Just last week, I forced my aide to sit down and play Martian Chess with me. This is one of the games I was introduced to at Origins this past year, and have been looking forward to the start of the semester to try it out more.
This game is sort of a more complex version of Clobber: pieces are arranged on a checkerboard, and they "clobber" pieces near them---except that there are 3 different types of pieces and they move in different ways. Pawns move one space in any direction (including diagonal), drones may move up to two spaces (but only horizontally and vertically) and queens may move exactly as queens in Chess. Pieces may not jump over other pieces. Okay, maybe it is more like Chess than Clobber...
Nevertheless, the goal is to take opponents' pieces. 3 points are given for a queen, 2 for each drone and 1 for each pawn captured. The game ends when a player no longer controls any pieces. The twist, however, is that when you capture an opponents' piece, they now take control of your piece on the board. This occurs because each player "owns" two opposite quadrants of the board: they may move any pieces in their quadrant. Capturing an opponents' piece means moving into an opponents' section and surrendering the piece you just owned.
Martian Chess is a really fun game that forces you to think on your toes. Just about when I seemed to be coming up with a strong strategy, Ernie pulled a new trick on me and had me completely second-guessing myself. I would really like to play this game in class, but, alas, I don't think I have enough Icehouse pieces!

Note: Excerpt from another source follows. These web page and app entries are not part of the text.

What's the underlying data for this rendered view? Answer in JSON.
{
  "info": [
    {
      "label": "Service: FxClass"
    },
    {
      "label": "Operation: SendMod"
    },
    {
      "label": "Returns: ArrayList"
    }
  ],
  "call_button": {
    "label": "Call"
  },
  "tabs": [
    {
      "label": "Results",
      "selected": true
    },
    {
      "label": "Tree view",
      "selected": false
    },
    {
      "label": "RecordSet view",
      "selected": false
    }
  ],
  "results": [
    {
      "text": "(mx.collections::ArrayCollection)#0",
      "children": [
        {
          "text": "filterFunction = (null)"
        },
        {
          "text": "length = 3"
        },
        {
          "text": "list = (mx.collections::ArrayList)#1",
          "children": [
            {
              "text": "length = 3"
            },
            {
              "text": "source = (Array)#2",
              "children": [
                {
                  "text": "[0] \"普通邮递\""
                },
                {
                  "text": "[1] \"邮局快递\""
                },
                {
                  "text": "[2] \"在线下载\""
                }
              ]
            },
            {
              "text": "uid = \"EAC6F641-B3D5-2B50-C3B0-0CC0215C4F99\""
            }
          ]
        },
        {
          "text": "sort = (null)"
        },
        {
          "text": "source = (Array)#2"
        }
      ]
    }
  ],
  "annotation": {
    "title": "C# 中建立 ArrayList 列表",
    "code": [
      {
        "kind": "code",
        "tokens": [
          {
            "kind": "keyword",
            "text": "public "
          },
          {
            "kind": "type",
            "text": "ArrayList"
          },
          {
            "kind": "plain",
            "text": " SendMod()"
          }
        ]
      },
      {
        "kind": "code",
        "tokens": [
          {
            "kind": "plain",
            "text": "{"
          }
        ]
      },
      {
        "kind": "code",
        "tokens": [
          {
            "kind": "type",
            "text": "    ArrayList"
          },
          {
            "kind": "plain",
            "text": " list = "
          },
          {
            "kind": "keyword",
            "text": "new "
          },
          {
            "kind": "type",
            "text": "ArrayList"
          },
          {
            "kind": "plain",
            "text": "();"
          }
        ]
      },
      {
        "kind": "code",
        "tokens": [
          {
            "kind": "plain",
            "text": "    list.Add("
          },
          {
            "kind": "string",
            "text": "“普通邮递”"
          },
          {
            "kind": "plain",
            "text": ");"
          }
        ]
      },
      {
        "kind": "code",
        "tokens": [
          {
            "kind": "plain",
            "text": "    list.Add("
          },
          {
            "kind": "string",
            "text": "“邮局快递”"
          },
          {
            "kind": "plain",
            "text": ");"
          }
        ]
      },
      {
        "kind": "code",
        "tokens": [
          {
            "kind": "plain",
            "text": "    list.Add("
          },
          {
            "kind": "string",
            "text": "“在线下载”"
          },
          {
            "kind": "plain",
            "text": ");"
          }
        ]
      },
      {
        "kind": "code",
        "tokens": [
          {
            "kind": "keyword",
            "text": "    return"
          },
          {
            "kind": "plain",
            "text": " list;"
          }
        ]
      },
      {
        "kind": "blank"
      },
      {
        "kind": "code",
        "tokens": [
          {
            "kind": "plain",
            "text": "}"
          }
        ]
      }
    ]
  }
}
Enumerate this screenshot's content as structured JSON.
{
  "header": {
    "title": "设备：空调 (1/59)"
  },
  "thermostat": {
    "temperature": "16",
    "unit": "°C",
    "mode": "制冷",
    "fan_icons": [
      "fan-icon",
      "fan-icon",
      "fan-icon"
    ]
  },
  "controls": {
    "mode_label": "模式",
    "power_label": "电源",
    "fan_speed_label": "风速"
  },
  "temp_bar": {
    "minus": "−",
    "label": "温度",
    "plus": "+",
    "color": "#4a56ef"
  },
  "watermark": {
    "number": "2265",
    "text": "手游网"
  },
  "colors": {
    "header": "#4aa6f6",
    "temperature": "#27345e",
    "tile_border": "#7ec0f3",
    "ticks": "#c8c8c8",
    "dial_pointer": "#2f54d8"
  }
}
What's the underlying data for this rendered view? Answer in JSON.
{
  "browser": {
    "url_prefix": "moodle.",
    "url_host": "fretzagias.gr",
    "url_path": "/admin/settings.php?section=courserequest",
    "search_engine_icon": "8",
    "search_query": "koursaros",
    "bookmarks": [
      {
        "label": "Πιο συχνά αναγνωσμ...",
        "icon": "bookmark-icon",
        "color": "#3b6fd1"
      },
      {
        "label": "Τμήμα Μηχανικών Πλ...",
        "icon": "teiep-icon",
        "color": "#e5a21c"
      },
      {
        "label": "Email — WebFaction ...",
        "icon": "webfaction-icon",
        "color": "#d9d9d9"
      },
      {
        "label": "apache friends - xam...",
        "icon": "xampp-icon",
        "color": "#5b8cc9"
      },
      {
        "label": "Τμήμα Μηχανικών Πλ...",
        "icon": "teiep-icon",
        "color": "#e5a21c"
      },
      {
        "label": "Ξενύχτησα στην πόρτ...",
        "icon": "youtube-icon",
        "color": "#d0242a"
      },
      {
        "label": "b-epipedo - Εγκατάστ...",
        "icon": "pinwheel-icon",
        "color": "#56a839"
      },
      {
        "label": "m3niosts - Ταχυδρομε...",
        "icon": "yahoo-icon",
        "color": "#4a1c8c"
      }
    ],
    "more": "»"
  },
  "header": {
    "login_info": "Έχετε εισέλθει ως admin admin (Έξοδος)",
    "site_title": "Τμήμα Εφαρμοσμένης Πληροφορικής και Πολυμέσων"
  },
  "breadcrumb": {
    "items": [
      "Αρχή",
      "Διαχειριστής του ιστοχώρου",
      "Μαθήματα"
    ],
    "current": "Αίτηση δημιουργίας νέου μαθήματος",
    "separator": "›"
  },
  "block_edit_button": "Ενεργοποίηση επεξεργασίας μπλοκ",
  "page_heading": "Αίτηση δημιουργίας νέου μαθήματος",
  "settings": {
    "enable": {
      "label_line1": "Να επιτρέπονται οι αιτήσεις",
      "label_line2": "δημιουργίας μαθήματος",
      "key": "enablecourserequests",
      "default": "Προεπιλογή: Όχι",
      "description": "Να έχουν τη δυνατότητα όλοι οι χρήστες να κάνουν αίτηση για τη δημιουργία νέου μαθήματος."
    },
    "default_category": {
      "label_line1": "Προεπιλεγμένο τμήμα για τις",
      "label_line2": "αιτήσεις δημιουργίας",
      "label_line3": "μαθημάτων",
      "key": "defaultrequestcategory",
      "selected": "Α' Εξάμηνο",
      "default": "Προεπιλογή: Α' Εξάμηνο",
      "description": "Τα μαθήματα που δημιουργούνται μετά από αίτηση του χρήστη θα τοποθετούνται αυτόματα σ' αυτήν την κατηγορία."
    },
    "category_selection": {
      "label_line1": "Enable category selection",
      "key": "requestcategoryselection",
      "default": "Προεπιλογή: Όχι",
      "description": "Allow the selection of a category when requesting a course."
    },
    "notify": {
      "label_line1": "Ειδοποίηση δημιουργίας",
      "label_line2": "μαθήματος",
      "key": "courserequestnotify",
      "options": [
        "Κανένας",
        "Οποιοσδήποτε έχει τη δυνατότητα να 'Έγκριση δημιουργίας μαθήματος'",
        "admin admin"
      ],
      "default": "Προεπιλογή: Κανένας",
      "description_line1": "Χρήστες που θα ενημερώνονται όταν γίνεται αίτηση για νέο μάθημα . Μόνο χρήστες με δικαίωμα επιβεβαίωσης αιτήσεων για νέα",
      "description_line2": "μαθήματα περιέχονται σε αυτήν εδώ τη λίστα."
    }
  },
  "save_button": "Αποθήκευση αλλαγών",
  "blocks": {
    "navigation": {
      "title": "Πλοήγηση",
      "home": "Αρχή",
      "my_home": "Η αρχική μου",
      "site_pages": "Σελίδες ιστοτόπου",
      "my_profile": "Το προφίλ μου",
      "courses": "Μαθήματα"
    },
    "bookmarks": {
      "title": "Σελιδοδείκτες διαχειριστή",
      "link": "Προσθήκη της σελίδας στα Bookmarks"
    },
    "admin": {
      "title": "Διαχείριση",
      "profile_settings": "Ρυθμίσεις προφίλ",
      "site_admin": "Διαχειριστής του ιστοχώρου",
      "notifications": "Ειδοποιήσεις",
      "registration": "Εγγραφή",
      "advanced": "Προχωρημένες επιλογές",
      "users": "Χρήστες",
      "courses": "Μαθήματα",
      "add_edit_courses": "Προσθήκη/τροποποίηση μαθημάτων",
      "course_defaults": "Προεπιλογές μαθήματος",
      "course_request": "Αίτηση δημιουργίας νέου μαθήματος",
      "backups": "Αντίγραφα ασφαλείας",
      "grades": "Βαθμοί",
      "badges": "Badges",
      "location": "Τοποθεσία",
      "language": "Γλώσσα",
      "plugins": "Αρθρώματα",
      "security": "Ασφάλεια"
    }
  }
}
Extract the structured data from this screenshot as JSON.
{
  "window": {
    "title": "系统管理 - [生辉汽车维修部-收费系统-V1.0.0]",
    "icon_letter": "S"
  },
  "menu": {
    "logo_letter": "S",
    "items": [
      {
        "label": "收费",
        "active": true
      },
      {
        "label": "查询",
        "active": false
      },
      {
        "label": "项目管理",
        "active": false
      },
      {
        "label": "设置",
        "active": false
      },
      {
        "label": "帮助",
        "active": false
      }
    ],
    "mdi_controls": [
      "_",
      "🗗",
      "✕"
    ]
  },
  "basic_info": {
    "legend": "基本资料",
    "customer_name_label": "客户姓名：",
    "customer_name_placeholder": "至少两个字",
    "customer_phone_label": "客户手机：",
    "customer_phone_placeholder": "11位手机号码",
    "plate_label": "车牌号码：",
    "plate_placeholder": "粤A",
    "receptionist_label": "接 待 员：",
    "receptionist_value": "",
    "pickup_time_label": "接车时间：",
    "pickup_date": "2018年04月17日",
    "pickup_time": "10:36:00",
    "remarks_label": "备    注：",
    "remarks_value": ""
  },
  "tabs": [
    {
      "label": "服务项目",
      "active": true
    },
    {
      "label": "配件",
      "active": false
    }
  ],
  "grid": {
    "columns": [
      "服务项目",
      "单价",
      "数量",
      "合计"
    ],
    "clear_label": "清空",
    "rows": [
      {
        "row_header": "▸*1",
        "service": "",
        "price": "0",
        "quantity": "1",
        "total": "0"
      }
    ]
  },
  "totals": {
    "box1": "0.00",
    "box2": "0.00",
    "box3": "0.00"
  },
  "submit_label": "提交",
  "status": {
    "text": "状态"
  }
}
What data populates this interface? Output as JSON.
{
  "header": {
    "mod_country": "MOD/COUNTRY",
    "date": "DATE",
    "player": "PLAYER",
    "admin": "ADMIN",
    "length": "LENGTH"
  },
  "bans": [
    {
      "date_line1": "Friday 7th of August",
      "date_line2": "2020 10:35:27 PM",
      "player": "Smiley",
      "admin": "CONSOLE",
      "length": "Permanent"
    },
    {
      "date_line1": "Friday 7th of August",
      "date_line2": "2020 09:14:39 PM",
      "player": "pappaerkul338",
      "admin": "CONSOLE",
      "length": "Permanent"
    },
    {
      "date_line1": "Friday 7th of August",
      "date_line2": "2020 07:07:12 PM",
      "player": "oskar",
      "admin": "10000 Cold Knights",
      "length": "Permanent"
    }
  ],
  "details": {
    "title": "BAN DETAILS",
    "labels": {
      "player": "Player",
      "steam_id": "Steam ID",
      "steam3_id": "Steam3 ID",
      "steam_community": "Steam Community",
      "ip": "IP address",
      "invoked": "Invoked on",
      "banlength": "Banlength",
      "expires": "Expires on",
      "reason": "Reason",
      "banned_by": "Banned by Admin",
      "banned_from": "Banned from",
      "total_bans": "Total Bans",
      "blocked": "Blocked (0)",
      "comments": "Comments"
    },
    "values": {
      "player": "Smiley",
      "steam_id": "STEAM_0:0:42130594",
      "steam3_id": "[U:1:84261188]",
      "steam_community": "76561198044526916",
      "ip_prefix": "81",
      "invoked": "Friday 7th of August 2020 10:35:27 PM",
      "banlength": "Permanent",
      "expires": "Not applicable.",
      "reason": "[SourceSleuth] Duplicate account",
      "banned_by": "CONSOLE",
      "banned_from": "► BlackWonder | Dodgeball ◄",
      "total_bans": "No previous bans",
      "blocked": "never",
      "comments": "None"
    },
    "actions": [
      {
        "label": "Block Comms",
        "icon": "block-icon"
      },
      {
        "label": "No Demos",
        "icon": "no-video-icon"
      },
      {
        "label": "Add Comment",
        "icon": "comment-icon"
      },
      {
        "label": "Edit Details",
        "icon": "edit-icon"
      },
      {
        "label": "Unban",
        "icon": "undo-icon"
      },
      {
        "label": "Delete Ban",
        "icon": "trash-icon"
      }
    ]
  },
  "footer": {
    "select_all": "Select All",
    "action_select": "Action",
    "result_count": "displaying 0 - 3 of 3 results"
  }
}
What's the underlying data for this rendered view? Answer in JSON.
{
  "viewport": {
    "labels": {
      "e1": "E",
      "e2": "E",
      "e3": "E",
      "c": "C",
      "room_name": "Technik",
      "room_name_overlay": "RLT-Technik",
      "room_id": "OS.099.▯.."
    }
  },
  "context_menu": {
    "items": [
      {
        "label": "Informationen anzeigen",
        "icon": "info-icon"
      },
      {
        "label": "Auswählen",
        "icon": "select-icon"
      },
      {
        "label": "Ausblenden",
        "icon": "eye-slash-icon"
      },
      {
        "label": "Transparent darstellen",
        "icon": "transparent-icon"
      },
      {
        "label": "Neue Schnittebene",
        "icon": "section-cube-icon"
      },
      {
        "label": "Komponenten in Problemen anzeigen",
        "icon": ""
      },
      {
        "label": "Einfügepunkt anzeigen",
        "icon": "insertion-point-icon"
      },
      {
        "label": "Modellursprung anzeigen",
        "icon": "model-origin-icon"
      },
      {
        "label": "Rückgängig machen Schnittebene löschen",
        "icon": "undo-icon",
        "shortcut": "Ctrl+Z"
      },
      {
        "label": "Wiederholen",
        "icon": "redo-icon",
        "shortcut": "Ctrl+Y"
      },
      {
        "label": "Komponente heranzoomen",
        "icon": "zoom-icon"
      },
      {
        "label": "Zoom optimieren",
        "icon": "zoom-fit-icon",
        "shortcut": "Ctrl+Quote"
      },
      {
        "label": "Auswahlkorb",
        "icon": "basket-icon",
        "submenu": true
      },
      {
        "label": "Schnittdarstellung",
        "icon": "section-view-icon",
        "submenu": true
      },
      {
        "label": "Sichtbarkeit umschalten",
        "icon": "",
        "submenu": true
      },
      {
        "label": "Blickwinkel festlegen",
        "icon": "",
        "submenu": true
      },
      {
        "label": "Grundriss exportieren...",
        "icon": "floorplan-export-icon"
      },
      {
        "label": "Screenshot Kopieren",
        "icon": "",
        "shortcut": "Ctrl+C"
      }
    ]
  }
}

Let's use this wacky ownership in a variant of Clobber: Reverse Clobber. Now, when I clobber an opposing piece, I instead lose my own piece. How much fun is this to play? (Maybe not so much...)
A Domino-Covering Problem
3 months ago